Statistical Sampling

"To meet their clients' needs in an environment of heightened competition and runaway inflation, many auditors are turning to scientifically supported methods of planning, executing and evaluating audit procedures to obtain evidential matter. Statistical sampling is one such method" (Akresh & Zuber, 1981, p. 50). There are many ways that an accountant can set up a statistical sampling. Hitzig (2004) provided a model that worked on the premise that one could set up a statistical sampling by defining the population, frame and sampling unit.

The Population

The population is the set of all accounts or transactions that the auditor wishes to use in order to arrive at the conclusion. The first step in the process is to define the test objective. Once the test objective has been determined, the auditor should define the population. The steps are in this order so that the auditor can draw a sample based on the specific test objective.

The Frame

Once the testing has been completed, the auditor must attribute the results to the items versus the population since auditors do not select a sample directly from the population. This representation is referred to as the frame. The frame provides the auditor with a foundation for identifying items to be included in a sample.

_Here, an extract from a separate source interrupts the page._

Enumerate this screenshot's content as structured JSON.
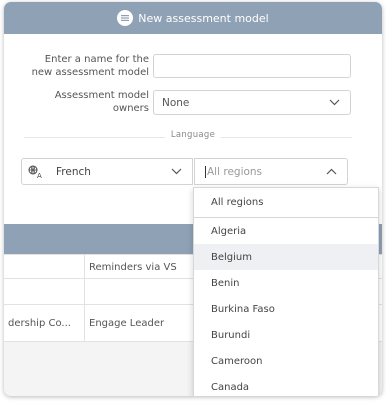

In most cases, the accounting population is presented in the form of a list (i.e. payroll file, accounts receivable detail). This list (or frame) tends to streamline and simplify the sample selection process. However, the population's sampling frame does not have to be a list. Sometimes, the physical locations provided by floor plans or other population identifiers...

(The entire section is 3477 words.)